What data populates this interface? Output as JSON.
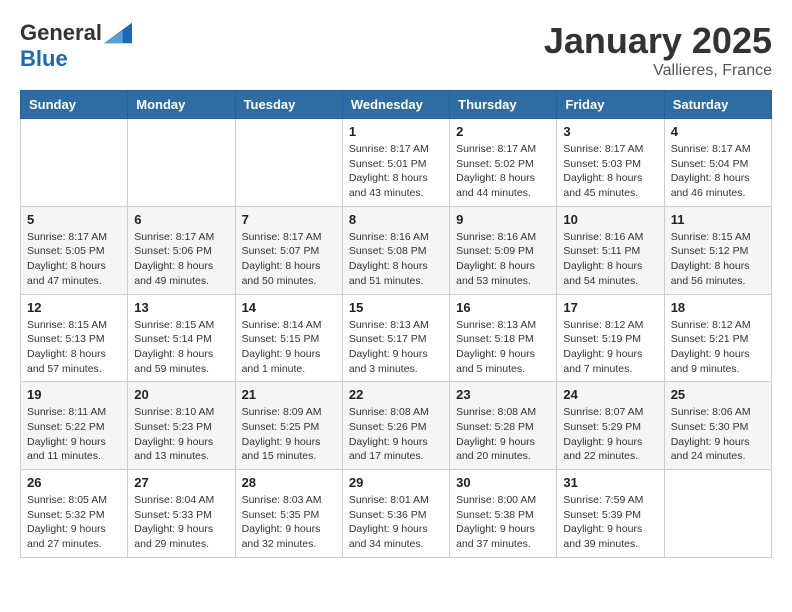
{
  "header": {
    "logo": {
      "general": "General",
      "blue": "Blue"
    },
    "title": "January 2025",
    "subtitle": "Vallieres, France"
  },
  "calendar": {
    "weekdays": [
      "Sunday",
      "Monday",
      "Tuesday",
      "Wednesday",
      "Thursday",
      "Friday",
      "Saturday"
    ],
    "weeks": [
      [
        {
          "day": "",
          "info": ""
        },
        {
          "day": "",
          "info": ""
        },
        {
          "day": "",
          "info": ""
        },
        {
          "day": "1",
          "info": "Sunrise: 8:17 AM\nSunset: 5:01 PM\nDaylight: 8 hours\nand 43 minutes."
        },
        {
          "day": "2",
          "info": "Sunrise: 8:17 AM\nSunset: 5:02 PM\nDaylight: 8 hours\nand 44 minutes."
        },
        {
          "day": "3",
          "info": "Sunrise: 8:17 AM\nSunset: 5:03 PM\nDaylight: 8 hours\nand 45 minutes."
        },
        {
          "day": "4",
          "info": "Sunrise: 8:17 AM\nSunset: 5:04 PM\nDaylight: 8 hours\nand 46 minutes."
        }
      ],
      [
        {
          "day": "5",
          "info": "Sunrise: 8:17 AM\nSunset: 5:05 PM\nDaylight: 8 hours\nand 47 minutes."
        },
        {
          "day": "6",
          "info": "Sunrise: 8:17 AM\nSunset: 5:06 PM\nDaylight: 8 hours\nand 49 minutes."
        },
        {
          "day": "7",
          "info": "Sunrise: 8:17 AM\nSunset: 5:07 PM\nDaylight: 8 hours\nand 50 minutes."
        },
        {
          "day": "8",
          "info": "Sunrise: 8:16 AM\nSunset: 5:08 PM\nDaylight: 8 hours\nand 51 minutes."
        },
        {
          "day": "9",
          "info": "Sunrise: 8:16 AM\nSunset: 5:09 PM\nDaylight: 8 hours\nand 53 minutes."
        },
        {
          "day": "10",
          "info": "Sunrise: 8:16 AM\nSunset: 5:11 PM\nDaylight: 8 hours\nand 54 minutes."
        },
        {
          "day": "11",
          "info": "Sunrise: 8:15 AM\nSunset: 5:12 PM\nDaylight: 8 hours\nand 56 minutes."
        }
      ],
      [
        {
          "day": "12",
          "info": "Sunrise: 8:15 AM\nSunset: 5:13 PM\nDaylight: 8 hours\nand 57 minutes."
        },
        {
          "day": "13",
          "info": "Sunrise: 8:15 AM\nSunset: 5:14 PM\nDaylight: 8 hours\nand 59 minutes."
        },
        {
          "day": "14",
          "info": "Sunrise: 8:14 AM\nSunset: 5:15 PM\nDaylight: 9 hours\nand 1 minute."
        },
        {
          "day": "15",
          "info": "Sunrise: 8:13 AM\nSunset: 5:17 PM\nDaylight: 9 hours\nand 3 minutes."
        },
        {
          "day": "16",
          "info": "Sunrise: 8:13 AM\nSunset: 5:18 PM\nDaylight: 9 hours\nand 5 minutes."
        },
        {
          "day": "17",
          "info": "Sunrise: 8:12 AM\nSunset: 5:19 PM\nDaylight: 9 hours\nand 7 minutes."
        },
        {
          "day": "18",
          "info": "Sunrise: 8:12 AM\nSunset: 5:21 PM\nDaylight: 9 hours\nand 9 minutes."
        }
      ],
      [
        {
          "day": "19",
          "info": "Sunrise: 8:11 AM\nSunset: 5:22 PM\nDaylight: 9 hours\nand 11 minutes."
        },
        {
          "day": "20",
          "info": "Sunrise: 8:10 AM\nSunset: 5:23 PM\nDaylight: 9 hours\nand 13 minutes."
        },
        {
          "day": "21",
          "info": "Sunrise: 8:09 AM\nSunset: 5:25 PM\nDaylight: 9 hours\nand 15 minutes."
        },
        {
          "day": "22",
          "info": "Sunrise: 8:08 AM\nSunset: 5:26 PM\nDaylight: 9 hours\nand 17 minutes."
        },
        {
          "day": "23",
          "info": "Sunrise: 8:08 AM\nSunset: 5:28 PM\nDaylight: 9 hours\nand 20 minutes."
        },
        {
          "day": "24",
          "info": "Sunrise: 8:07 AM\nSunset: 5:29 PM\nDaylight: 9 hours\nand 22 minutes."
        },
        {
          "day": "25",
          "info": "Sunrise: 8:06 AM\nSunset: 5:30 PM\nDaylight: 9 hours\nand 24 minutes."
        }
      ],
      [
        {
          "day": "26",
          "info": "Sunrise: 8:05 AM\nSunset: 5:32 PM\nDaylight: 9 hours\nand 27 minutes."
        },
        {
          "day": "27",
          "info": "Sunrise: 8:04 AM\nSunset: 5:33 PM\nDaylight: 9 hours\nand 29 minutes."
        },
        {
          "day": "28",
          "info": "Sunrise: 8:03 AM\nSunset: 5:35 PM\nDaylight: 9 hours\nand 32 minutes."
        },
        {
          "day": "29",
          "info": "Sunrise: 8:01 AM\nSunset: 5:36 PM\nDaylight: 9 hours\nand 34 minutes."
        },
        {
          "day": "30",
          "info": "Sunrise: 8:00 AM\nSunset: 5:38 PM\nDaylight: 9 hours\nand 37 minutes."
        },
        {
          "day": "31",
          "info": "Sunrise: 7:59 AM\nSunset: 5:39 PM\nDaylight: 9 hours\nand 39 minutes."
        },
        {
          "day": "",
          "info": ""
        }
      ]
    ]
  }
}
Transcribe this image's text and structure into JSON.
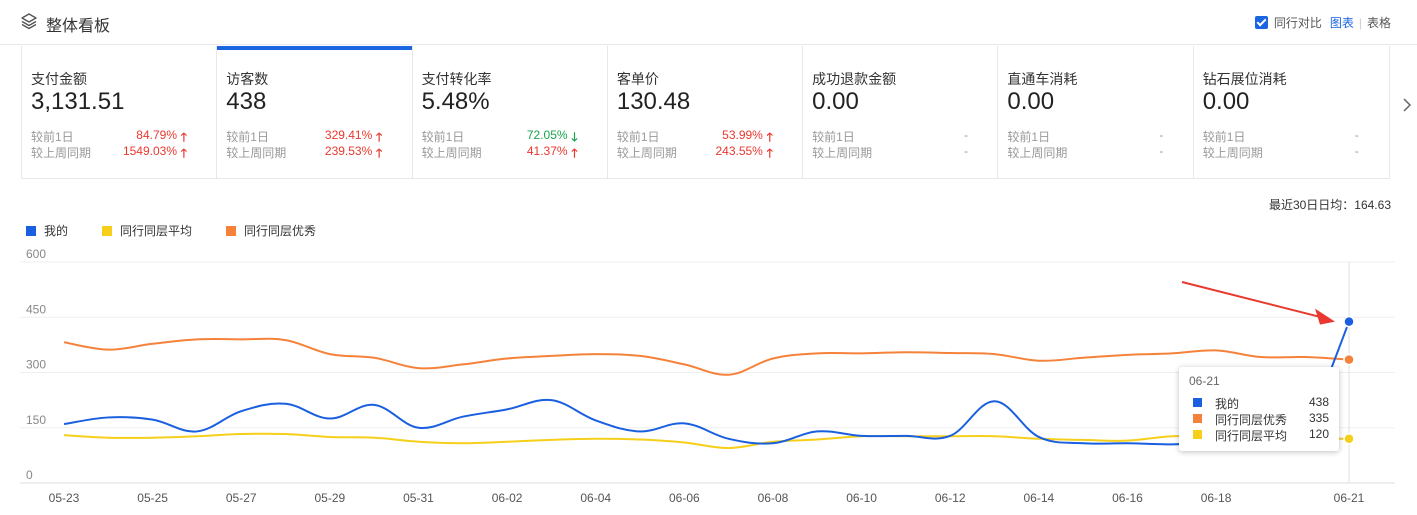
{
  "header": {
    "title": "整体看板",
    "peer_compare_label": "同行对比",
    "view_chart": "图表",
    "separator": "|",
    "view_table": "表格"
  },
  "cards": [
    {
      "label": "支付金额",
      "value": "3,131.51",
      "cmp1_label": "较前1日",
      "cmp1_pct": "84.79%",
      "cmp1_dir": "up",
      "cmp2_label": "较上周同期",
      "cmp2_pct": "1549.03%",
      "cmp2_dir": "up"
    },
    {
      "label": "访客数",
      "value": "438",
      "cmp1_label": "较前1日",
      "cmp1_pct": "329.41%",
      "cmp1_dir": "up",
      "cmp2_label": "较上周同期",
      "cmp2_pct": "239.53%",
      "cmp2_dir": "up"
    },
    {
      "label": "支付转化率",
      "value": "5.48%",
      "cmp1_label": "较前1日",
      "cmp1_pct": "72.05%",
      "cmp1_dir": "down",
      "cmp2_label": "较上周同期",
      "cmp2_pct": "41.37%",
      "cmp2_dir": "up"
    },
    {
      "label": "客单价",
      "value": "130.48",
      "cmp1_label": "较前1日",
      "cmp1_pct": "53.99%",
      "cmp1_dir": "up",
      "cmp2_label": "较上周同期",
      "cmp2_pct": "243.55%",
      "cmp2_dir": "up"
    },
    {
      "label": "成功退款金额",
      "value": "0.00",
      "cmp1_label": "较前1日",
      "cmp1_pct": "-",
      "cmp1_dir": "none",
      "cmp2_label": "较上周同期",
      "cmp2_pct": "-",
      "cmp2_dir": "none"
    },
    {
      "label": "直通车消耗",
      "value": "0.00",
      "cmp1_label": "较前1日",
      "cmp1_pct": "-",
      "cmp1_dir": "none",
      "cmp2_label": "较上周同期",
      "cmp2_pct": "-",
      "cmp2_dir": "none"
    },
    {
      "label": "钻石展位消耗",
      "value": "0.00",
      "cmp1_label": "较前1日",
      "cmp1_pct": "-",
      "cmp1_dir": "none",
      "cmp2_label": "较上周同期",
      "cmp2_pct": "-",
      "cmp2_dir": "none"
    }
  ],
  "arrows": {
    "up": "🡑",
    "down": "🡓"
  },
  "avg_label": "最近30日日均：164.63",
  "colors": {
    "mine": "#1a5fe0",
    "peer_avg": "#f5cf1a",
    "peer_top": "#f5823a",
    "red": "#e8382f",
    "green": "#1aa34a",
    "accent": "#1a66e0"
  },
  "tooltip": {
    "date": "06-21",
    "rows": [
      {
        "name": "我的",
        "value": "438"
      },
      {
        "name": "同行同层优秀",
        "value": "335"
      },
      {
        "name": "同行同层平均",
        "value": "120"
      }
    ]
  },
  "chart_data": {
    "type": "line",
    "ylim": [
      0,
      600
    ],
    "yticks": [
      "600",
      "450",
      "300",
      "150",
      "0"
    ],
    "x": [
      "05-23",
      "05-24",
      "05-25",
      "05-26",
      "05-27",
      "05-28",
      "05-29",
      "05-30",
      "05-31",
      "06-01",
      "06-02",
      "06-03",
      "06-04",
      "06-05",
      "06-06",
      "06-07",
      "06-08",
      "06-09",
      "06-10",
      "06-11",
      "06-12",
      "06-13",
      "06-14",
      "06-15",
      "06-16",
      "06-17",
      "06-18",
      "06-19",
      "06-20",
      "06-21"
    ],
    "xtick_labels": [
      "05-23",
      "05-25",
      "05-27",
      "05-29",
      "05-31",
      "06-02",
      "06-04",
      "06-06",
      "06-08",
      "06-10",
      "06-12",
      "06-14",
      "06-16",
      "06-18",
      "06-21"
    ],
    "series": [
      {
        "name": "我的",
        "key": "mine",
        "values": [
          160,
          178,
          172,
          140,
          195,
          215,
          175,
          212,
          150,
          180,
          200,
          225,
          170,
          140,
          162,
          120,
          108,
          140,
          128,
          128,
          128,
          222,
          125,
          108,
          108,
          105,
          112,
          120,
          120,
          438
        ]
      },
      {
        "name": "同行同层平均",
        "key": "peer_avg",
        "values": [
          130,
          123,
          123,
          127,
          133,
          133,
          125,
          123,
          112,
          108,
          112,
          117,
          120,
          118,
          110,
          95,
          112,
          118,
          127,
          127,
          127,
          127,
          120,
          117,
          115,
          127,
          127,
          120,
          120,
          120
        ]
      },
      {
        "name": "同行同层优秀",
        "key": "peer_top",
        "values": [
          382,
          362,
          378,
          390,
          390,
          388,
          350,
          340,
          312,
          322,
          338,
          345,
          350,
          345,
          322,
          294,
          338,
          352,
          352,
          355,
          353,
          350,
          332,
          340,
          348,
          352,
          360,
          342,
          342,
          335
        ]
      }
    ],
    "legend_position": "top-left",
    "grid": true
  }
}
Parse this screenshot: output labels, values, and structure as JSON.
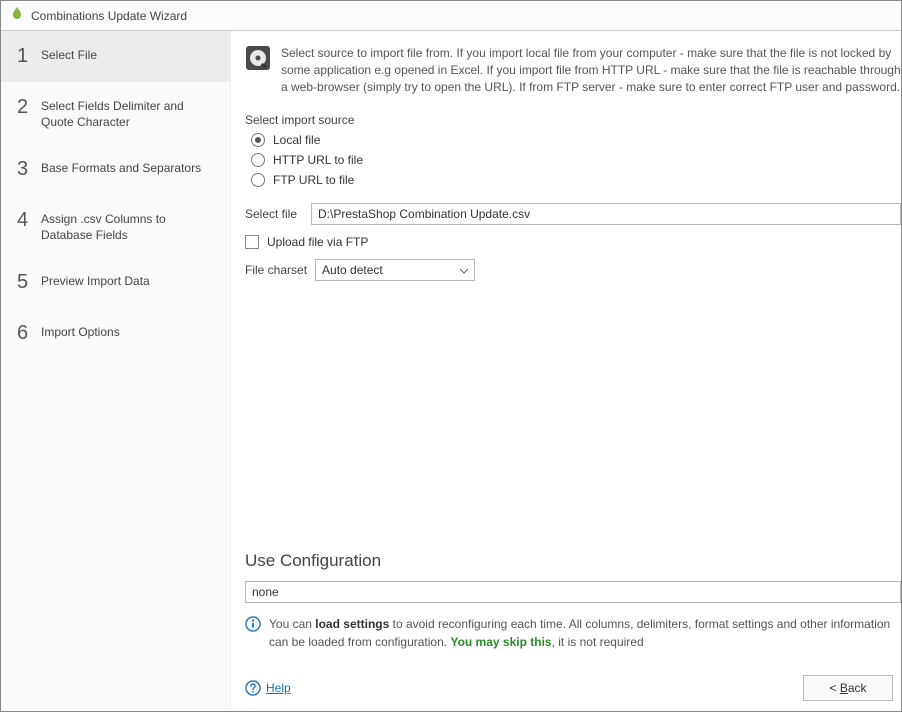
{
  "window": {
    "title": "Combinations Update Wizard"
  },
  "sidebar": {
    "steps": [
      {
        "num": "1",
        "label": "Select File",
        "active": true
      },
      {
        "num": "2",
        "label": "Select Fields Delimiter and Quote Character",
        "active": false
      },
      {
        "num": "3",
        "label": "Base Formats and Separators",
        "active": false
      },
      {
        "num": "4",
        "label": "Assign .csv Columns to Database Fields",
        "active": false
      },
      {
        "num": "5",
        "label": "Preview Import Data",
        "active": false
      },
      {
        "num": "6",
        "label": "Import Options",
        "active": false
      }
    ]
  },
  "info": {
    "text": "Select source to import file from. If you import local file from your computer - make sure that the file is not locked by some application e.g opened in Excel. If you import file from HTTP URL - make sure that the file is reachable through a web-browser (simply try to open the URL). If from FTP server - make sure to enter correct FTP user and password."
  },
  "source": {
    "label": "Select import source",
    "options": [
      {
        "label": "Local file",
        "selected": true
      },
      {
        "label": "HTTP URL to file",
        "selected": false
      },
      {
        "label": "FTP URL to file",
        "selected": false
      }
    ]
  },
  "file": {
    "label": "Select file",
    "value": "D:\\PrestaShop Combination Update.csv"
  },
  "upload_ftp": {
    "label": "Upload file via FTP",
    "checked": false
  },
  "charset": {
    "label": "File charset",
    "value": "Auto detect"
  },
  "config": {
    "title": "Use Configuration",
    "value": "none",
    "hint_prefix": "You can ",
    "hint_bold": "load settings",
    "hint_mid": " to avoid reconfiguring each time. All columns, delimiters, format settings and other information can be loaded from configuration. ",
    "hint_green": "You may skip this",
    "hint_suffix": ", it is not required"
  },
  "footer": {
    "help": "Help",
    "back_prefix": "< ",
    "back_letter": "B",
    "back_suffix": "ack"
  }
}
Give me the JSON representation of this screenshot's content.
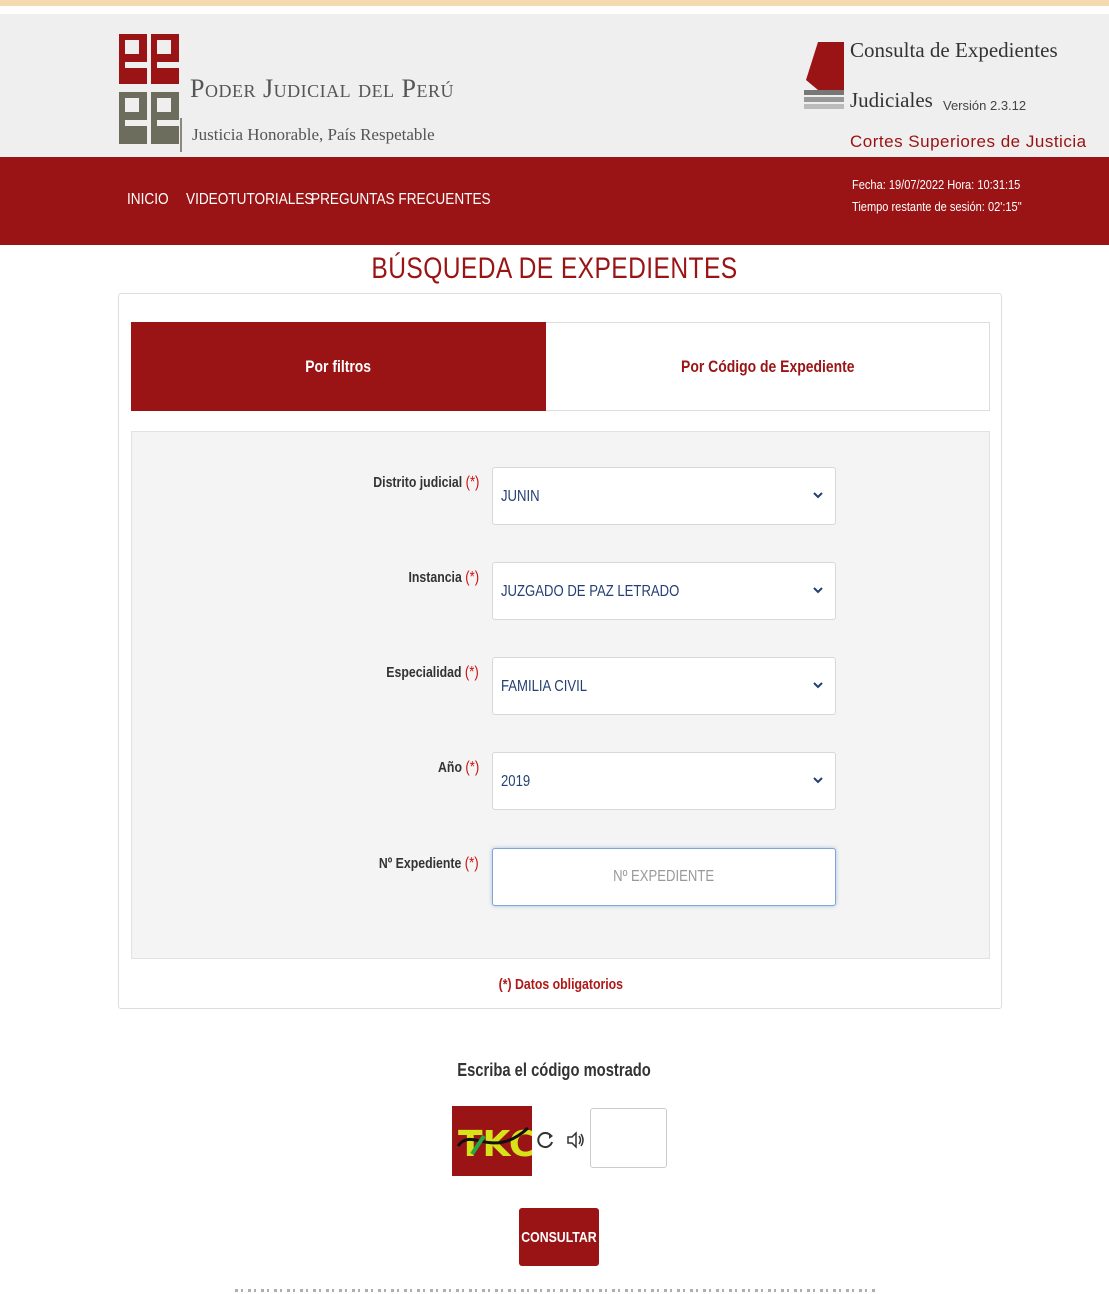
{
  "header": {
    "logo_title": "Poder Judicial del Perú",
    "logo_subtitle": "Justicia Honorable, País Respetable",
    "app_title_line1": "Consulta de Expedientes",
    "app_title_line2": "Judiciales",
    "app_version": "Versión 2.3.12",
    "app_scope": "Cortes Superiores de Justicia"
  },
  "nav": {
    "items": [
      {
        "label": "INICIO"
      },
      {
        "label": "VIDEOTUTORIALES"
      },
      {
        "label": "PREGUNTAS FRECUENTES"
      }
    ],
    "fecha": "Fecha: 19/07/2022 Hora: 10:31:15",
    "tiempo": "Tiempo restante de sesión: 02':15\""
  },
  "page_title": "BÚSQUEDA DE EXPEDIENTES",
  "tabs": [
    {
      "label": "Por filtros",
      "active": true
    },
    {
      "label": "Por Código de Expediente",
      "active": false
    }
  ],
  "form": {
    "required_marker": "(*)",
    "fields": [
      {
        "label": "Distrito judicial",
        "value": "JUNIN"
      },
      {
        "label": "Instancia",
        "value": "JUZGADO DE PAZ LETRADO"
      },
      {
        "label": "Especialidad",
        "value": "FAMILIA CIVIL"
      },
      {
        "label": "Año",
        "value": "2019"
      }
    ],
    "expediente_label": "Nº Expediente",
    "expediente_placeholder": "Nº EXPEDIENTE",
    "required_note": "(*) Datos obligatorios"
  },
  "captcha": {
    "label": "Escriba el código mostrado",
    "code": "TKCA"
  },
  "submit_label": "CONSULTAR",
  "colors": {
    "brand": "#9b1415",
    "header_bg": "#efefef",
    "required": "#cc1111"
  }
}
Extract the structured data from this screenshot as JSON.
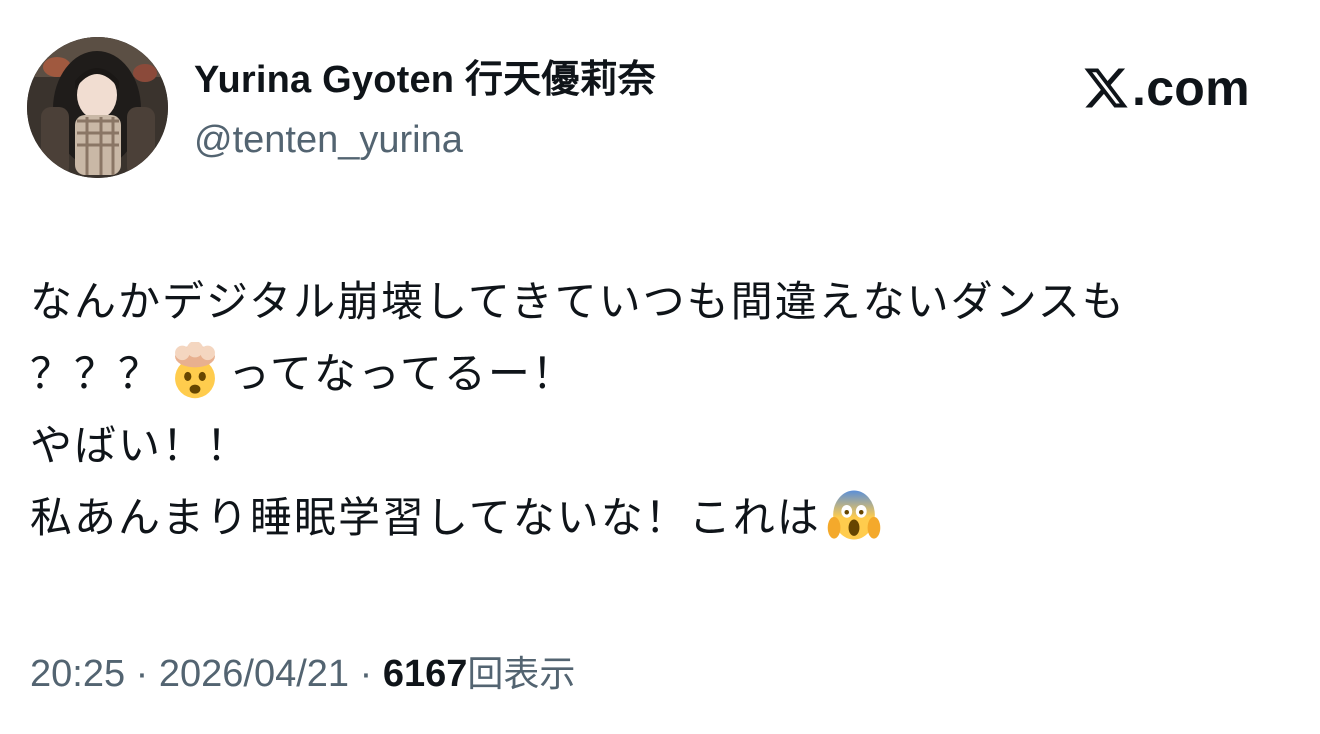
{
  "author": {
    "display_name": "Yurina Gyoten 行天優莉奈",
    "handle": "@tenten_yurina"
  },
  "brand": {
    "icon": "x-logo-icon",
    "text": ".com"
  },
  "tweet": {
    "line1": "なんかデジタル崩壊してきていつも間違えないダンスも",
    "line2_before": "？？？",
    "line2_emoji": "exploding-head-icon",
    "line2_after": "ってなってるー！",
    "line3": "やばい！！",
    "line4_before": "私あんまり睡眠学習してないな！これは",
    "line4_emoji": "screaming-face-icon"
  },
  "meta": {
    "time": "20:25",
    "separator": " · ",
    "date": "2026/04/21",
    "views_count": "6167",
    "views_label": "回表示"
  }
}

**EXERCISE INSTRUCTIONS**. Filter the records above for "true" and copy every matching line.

**OUTPUT FOR THIS TASK**.
    "grid": true
        "active": true
        "selected": true
      "active": true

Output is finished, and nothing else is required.